Rationale: Embryonic stem cells (ESCs) hold great promise for cardiac regeneration but are susceptible to ethical concerns, lack of autologous donors and teratoma formation. Recently, it has been observed that beneficial effects of stem cells are mediated by exosomes secreted out under various physiological conditions. ESCs have the ability to produce exosomes however their effect in the context of the heart is unknown.
Objective: Determine the effect of ESC derived exosomes for cardiac repair and modulation of CPCs functions in the heart following myocardial infarction.
Methods and Results: Exosomes were isolated from murine ESCs (mES Ex) or embryonic fibroblasts (MEFs) by ultracentrifugation and verified by Flotillin-1 immunoblot analysis. Induction of pluripotent markers, survival and in vitro tube formation was enhanced in target cells receiving ESC exosomes indicating therapeutic potential of mES Ex. mES Ex administration resulted in enhanced neovascularization, cardiomyocyte survival and reduced fibrosis post infarction consistent with resurgence of cardiac proliferative response. Importantly, mES Ex mediated considerable enhancement of cardiac progenitor cell (CPC) survival, proliferation and cardiac commitment concurrent with increased c-kit+ CPCs in vivo 4 weeks after mES Ex transfer. miRNA Array analysis of ESC and MEF exosomes revealed significantly high expression of miR290-295 cluster in the ESC exosomes compared to MEF exosomes. The underlying beneficial effect of mES Ex was tied to delivery of ESC miR-294 to the heart and in particular CPCs thereby promoting CPC survival and proliferation as analyzed by FACS based cell death analysis and CyQuant assay respectively. Interestingly, enhanced G1/S transition was observed in CPCs treated with miR-294 in conjunction with significant reduction of G1 phase.

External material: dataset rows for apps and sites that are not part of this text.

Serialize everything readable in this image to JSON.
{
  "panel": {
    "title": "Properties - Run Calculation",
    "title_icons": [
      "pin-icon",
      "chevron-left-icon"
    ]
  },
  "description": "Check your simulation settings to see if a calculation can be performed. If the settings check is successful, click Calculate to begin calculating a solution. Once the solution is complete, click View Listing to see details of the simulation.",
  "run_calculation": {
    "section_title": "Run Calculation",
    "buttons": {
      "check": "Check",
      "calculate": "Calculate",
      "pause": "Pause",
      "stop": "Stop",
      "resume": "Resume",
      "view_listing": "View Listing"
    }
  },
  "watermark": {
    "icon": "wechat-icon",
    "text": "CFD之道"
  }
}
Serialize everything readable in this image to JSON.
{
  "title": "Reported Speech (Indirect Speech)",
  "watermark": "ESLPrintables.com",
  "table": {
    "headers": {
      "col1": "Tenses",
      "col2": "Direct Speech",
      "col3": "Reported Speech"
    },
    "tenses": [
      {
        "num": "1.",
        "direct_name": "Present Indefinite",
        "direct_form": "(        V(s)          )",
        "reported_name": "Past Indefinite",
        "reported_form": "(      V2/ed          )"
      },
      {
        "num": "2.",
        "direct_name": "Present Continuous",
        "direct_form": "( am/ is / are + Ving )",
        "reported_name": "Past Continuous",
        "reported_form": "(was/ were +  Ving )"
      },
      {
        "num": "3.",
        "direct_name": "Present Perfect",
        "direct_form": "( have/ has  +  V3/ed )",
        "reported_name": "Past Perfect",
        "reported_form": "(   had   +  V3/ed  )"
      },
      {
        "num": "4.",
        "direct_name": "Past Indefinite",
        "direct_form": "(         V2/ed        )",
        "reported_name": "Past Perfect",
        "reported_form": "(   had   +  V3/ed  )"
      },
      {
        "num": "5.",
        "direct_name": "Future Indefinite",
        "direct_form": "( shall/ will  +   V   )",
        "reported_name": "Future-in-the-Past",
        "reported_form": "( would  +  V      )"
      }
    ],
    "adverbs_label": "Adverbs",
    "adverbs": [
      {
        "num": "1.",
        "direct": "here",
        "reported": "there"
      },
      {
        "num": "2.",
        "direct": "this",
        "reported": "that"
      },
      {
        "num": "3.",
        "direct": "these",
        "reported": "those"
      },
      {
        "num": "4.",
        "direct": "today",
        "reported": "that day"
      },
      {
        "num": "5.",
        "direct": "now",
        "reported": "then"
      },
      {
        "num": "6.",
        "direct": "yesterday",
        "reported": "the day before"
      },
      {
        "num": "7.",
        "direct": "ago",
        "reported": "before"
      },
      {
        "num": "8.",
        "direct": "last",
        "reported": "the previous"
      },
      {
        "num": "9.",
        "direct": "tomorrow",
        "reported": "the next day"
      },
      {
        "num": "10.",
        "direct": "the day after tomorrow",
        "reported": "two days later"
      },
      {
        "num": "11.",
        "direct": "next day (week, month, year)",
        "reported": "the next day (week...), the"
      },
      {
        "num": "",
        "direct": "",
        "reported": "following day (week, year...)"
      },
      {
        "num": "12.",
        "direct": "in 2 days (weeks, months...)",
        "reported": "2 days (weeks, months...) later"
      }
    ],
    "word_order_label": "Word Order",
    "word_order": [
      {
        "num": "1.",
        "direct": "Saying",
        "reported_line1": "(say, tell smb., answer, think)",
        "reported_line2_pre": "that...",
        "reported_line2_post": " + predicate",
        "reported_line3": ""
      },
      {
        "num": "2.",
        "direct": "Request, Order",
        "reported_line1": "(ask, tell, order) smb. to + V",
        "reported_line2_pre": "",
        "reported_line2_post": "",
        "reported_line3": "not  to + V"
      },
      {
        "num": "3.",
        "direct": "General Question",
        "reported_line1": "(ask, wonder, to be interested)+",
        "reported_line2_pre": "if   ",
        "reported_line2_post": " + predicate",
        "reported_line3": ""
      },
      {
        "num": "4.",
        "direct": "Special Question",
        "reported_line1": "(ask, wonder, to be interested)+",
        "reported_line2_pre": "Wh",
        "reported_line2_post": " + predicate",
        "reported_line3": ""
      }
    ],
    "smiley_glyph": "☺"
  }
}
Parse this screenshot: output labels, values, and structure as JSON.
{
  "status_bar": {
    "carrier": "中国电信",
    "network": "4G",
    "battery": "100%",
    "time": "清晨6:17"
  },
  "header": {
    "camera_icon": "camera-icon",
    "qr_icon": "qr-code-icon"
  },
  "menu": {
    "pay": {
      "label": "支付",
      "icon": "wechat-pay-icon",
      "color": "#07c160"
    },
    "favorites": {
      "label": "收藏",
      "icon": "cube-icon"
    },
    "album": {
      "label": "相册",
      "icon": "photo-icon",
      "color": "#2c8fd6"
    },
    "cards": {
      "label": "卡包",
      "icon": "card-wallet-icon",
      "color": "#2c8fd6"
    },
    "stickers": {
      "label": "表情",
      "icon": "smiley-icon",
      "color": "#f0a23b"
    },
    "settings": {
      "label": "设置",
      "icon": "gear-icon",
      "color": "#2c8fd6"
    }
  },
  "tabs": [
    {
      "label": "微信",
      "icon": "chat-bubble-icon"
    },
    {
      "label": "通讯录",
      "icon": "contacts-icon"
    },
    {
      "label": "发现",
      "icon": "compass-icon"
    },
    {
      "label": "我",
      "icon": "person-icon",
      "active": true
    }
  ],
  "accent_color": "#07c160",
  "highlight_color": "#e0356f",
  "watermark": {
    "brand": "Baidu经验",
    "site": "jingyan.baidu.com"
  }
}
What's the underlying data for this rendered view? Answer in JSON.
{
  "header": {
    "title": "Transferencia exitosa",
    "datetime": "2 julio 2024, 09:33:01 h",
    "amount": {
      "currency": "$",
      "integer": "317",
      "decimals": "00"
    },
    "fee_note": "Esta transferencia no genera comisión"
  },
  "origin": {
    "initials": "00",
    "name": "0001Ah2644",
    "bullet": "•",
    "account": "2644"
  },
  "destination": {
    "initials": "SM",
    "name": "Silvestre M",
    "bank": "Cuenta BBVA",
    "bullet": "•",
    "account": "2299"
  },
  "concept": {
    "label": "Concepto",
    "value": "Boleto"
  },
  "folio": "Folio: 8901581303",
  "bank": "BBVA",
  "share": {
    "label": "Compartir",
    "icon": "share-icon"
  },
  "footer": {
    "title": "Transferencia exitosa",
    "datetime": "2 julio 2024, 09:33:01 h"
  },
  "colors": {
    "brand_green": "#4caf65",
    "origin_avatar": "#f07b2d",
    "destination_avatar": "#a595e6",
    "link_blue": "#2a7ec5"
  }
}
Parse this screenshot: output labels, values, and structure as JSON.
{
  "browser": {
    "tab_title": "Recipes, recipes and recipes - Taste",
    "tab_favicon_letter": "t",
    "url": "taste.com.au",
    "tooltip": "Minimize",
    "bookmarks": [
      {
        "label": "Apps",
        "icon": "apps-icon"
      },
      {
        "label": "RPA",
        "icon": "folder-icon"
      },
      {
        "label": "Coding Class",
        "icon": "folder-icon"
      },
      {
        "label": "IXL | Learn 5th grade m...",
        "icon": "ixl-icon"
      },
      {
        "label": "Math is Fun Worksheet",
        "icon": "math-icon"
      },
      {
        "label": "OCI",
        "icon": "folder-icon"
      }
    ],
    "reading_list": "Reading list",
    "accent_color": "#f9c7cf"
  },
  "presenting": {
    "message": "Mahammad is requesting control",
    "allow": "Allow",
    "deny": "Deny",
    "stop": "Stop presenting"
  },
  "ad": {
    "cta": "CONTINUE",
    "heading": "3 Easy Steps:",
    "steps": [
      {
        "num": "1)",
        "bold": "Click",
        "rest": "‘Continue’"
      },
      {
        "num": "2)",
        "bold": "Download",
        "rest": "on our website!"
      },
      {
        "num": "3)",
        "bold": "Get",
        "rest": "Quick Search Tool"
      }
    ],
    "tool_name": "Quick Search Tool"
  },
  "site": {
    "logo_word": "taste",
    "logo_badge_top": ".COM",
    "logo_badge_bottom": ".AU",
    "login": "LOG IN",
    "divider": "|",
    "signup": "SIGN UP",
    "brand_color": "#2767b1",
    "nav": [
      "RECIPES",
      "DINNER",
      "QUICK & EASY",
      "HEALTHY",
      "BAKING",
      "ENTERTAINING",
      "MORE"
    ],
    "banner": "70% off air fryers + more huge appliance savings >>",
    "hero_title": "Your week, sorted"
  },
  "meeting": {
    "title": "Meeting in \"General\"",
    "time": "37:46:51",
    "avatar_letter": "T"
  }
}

Conclusion: In conclusion, mES Ex provide a novel cell free system for cardiac regeneration with the ability to modulate both cardiomyocyte and CPC based repair programs in the heart thereby avoiding the risk of teratoma formation associated with ESCs.